╔══

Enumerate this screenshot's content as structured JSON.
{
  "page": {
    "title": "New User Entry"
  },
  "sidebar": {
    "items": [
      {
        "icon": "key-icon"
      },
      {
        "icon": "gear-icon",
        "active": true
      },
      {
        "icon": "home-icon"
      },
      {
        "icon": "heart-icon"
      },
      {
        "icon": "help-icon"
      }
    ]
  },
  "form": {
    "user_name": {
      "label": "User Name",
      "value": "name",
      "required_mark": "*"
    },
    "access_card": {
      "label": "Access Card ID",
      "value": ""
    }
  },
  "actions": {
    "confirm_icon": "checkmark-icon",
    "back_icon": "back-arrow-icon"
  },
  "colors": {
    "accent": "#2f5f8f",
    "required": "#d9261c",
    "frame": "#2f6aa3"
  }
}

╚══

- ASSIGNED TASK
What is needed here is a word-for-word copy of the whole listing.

- EXERCISE RESPONSE
Enumerate this screenshot's content as structured JSON.
{
  "page": {
    "title": "New User Entry"
  },
  "sidebar": {
    "items": [
      {
        "icon": "key-icon"
      },
      {
        "icon": "gear-icon",
        "active": true
      },
      {
        "icon": "home-icon"
      },
      {
        "icon": "heart-icon"
      },
      {
        "icon": "help-icon"
      }
    ]
  },
  "form": {
    "user_name": {
      "label": "User Name",
      "value": "name",
      "required_mark": "*"
    },
    "access_card": {
      "label": "Access Card ID",
      "value": ""
    }
  },
  "actions": {
    "confirm_icon": "checkmark-icon",
    "back_icon": "back-arrow-icon"
  },
  "colors": {
    "accent": "#2f5f8f",
    "required": "#d9261c",
    "frame": "#2f6aa3"
  }
}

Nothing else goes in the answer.